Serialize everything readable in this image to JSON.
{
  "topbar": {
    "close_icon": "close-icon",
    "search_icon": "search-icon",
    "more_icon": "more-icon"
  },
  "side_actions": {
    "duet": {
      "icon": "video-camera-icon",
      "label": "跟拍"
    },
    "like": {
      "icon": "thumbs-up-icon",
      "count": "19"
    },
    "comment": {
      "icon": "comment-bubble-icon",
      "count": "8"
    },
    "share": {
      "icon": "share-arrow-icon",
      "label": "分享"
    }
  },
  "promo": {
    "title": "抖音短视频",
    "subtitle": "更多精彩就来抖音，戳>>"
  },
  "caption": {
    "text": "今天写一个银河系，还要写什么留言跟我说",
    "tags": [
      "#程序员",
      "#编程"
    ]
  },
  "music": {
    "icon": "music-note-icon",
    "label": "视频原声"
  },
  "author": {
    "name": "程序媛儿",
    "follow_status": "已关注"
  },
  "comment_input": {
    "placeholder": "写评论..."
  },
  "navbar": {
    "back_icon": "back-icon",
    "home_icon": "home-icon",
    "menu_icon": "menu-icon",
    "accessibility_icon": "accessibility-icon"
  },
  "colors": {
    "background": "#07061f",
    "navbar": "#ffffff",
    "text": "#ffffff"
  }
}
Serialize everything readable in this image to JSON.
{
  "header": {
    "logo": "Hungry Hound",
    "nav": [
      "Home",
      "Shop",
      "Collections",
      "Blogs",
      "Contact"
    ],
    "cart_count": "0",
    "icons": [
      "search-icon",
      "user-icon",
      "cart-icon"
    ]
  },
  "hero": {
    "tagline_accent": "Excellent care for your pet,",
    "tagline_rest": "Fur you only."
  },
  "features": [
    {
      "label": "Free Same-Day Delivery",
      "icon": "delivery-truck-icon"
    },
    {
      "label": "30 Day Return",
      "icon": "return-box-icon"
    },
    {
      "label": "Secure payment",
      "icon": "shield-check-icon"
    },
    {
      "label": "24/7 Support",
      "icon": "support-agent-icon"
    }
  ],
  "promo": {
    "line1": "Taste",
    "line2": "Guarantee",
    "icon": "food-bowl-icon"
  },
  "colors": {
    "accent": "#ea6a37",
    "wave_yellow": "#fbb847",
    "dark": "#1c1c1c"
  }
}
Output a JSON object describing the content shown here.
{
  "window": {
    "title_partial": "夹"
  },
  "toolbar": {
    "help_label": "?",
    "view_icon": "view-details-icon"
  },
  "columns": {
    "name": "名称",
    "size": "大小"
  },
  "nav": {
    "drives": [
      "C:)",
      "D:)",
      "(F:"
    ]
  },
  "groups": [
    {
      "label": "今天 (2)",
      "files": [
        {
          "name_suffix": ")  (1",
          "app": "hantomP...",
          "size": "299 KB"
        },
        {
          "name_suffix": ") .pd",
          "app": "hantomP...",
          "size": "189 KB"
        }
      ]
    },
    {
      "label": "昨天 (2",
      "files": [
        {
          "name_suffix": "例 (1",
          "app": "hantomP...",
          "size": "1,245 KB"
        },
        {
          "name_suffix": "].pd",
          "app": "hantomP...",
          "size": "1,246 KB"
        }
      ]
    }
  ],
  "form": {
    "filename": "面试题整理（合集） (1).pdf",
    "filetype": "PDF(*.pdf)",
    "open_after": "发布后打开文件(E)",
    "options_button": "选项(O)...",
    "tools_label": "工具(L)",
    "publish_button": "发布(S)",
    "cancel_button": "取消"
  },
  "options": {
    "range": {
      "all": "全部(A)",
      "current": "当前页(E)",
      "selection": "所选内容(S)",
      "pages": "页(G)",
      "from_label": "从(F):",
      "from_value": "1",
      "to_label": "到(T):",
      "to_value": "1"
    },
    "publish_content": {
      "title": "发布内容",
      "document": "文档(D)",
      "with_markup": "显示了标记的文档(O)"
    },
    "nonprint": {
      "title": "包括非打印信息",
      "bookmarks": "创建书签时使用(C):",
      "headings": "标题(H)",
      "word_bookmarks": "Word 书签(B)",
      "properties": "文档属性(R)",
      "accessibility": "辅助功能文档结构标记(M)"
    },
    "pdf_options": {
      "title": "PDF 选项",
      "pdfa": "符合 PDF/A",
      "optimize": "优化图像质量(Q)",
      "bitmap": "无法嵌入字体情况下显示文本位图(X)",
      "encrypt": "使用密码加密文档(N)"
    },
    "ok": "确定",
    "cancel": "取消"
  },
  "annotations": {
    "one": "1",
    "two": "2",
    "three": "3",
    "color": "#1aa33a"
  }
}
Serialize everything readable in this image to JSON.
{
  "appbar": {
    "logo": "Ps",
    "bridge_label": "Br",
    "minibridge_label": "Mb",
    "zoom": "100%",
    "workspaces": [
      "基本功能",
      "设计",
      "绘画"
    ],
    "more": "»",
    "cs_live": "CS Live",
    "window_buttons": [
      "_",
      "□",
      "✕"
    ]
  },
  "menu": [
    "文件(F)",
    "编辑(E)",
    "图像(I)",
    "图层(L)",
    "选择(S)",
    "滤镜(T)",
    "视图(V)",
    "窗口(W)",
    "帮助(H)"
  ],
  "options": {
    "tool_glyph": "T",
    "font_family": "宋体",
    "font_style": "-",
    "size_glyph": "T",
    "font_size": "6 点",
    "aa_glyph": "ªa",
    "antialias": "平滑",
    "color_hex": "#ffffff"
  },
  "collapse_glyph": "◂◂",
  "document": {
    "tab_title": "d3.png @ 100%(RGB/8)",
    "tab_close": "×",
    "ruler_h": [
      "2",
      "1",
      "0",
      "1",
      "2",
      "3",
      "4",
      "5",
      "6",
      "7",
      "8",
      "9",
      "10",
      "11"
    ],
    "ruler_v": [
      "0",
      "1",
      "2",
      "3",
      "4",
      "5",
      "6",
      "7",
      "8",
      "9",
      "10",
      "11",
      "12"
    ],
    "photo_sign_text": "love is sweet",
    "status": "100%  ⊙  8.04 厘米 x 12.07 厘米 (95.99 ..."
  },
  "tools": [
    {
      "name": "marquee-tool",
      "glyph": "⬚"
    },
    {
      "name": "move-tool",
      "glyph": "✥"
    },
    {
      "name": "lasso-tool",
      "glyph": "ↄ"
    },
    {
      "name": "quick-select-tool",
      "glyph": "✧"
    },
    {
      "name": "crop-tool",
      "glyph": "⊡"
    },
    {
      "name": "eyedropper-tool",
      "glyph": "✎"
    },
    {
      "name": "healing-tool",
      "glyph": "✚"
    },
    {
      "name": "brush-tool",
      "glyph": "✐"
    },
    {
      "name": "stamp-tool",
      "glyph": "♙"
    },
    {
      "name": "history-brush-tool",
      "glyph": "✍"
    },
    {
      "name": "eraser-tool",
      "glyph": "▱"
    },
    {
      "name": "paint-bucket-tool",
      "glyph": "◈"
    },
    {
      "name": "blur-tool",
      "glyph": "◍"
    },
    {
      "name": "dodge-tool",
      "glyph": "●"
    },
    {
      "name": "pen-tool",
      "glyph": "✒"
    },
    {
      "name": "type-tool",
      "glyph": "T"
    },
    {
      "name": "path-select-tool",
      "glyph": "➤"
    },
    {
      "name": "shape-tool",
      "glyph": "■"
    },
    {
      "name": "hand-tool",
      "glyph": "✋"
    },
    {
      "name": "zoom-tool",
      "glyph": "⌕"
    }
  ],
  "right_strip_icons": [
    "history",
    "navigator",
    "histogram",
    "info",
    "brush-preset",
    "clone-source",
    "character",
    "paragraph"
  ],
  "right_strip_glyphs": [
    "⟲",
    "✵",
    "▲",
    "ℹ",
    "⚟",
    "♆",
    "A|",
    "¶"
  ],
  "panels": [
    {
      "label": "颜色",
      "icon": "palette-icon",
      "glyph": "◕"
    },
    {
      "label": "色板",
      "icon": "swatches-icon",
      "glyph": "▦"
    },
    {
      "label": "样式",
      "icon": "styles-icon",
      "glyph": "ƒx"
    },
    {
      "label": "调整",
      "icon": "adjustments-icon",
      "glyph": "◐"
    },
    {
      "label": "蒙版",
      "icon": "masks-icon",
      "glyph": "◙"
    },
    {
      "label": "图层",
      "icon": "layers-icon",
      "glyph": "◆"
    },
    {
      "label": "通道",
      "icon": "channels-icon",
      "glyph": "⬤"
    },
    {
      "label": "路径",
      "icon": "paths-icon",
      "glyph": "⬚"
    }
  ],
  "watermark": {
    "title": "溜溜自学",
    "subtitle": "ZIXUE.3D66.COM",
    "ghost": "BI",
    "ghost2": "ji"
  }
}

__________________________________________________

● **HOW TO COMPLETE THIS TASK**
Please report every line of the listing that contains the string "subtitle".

● **TASK RESULT**
    "subtitle": "更多精彩就来抖音，戳>>"
    "subtitle": "ZIXUE.3D66.COM",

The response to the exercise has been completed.